“Among patients with cardiac arrest requiring vasopressors, combined vasopressin-epinephrine and methylprednisolone during CPR and stress-dose hydrocortisone in postresuscitation shock, compared with epinephrine/saline placebo, resulted in improved survival to hospital discharge with favorable neurological status.”

Our Conclusions

This well performed, multi-center RCT (rare in cardiac arrest care) appears to show a significant benefit for VSE therapy versus standard care in in-hospital cardiac arrest. However, baseline differences, inability of data to show equivalent intra-arrest and post-arrest care and, above all, the exclusion of ED patients makes it difficult to know how this can be applied to our patients.

Potential Impact To Current Practice

The VSE regimen in cardiac arrest has the potential to be practice-altering in the care of cardiac arrest patients, but further study and external validation is needed before current practice should be changed. Without ED based studies, these results can’t be applied to patients presenting to the ED.

Bottom Line

In this trial, the performance of vasopressin, steroids, and epinephrine in the resuscitation of in-hospital cardiac arrest was shown to have significant improvements in neurologically favorable recovery after cardiac arrest, but further study and validation are needed to confirm these findings and alter our practice moving forward.

Read More

The SGEM: SGEM#50: Under Pressure Journal Club

PulmCrit: 2015 ACLS Guidelines: What Happened to VSE

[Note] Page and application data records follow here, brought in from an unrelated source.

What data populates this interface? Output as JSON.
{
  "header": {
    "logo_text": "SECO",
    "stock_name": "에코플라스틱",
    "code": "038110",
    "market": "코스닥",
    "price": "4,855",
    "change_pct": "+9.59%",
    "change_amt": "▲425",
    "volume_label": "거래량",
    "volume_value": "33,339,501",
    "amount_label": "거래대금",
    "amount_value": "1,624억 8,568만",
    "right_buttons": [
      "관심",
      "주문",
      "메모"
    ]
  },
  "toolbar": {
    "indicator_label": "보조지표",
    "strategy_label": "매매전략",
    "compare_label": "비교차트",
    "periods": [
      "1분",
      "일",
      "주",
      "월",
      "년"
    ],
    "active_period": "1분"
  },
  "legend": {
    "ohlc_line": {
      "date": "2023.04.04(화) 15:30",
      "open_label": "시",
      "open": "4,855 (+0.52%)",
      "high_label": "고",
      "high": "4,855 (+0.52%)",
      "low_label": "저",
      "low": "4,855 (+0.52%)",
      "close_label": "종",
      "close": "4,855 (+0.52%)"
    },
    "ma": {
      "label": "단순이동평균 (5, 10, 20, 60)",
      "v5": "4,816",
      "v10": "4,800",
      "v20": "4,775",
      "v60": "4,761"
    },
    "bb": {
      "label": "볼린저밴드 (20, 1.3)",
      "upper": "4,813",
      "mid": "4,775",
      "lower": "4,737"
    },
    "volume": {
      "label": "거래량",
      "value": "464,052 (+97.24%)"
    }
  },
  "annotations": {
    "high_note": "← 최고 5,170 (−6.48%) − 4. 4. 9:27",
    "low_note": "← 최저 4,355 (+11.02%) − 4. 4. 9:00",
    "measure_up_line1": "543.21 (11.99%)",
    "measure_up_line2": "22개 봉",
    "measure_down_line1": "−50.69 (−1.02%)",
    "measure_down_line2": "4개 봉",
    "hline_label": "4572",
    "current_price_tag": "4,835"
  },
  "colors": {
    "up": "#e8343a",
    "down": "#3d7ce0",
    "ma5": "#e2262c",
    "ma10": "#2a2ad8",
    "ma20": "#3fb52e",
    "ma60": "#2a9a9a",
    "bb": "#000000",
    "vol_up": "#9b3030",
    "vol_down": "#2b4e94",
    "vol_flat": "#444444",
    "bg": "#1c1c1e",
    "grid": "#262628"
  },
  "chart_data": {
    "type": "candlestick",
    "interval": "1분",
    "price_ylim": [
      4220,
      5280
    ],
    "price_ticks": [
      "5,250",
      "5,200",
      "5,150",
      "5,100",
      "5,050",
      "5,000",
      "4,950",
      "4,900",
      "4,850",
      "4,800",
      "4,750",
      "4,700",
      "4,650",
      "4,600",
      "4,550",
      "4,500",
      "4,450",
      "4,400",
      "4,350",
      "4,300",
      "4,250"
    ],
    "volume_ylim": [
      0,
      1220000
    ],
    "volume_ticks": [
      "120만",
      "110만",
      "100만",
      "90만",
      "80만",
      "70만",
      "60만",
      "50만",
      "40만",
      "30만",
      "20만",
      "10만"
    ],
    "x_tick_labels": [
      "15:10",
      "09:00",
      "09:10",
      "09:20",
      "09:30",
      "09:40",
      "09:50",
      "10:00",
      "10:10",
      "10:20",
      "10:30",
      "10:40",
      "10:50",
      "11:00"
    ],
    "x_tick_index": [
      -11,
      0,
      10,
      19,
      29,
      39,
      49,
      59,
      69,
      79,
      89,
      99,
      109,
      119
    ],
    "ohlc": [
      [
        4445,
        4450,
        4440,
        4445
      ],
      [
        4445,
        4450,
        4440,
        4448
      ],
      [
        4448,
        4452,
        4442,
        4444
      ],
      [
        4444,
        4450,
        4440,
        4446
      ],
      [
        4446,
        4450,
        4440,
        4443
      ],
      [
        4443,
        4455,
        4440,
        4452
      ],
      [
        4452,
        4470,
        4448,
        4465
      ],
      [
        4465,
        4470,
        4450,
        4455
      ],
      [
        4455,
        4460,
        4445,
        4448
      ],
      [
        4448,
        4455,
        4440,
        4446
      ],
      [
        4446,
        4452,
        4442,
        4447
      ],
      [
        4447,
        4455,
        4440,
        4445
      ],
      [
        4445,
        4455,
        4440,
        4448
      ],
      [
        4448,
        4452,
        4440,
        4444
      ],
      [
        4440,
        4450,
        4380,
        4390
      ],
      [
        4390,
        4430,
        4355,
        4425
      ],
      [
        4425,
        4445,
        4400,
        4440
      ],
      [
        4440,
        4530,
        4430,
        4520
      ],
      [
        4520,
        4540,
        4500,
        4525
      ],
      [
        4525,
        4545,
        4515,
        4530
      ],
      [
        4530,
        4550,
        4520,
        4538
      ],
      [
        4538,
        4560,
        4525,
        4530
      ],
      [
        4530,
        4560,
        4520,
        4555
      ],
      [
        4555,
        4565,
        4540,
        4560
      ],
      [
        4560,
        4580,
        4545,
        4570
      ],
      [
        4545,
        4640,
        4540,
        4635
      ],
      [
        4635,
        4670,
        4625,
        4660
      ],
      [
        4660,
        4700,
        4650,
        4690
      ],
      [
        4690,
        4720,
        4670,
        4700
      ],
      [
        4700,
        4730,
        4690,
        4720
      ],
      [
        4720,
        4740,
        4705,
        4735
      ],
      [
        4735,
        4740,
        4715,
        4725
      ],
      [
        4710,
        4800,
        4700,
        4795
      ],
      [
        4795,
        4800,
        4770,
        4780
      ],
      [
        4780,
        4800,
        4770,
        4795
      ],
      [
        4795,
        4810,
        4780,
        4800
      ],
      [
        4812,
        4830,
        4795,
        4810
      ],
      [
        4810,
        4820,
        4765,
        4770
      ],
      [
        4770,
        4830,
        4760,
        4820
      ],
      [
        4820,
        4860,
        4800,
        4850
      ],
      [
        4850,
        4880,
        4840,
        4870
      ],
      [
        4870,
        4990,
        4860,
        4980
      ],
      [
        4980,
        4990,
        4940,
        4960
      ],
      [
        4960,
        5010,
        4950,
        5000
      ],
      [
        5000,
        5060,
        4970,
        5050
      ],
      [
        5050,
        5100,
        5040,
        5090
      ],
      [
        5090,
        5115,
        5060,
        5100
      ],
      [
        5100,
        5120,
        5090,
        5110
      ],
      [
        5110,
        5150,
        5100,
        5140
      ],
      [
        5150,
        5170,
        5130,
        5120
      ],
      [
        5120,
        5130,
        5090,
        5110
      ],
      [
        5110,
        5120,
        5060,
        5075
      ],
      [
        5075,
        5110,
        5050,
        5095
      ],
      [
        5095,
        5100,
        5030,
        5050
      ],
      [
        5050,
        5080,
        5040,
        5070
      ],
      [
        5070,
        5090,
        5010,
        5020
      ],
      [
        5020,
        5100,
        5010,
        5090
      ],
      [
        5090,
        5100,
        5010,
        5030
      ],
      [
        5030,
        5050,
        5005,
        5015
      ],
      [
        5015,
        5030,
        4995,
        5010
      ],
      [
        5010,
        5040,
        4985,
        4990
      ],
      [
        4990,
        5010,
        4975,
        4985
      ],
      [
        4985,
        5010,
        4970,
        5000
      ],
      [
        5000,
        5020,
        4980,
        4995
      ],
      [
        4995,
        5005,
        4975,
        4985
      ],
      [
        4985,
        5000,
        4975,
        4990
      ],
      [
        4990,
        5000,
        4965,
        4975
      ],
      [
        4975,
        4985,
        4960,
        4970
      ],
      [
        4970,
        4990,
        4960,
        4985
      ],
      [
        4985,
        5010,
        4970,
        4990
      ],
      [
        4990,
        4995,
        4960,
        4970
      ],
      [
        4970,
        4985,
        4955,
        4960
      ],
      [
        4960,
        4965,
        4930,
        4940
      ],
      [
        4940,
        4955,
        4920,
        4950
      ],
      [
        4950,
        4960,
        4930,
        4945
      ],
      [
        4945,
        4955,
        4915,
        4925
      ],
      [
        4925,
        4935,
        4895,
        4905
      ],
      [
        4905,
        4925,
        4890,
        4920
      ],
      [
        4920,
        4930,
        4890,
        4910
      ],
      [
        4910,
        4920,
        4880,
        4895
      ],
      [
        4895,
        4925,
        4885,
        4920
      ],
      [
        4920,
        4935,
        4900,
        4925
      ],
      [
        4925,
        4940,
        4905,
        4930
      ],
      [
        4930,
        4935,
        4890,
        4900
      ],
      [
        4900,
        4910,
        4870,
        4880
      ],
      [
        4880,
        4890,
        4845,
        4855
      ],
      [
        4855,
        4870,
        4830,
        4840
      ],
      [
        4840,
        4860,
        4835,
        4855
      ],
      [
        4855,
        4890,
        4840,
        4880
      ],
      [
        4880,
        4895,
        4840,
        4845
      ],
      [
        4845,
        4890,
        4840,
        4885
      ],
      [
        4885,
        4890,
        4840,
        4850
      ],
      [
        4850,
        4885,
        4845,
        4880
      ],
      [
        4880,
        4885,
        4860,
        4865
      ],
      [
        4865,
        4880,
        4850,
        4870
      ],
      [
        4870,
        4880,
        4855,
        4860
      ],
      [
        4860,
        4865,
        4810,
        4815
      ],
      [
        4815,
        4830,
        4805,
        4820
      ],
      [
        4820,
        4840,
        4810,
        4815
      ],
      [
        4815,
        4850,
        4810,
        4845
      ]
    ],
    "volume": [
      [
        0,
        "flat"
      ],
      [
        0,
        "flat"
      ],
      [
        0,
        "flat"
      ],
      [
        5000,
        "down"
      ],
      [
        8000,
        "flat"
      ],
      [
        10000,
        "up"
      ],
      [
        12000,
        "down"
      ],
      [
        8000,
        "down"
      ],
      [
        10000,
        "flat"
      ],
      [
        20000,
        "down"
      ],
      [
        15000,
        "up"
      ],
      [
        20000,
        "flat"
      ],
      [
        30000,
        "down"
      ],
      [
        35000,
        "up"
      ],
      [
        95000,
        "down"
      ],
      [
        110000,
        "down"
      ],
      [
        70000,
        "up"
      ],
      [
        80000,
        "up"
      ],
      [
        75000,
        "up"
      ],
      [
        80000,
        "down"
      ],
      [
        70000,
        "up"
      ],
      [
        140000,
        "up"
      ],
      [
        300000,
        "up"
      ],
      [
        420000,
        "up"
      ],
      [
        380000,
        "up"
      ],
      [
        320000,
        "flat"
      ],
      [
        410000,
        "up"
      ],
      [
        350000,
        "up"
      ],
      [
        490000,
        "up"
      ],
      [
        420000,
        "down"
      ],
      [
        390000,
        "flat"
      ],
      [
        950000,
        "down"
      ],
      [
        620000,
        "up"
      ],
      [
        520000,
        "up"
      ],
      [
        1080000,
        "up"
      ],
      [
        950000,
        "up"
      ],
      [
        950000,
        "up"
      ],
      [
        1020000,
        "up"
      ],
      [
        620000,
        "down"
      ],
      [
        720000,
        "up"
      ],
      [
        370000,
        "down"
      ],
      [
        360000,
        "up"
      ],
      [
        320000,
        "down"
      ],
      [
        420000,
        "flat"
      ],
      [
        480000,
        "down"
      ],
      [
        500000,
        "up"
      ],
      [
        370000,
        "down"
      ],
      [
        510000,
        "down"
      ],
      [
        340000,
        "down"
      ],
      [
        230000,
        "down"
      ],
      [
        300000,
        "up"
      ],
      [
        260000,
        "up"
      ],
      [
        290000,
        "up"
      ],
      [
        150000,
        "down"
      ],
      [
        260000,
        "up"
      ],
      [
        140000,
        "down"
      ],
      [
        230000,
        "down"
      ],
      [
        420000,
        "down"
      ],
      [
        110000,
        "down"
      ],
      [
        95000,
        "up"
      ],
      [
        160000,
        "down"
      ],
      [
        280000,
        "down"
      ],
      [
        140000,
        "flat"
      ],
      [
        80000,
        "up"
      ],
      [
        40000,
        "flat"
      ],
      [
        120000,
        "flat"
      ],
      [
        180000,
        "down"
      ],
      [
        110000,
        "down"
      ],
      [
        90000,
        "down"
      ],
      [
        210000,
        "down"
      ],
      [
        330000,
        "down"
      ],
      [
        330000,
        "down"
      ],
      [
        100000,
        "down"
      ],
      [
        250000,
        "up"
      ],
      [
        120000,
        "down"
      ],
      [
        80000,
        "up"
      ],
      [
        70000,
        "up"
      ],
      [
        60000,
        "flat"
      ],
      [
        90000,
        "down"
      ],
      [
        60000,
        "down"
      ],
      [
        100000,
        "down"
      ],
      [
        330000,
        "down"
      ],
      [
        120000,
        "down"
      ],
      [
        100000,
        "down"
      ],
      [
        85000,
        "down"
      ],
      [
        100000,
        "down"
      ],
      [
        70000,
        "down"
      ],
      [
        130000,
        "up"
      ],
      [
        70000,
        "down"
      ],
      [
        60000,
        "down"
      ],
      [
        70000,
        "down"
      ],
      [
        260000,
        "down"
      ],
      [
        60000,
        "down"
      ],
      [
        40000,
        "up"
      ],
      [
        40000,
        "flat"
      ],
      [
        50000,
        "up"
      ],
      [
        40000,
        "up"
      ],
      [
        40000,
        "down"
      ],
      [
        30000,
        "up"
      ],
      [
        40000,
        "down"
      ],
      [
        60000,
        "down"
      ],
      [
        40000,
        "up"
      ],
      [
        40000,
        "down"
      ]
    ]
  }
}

ScanCrit: CPR on Steroids

REBEL EM: Why You Should More Than Consider a Vasopressin, Steroid and Epinephrine (VSE) Cocktail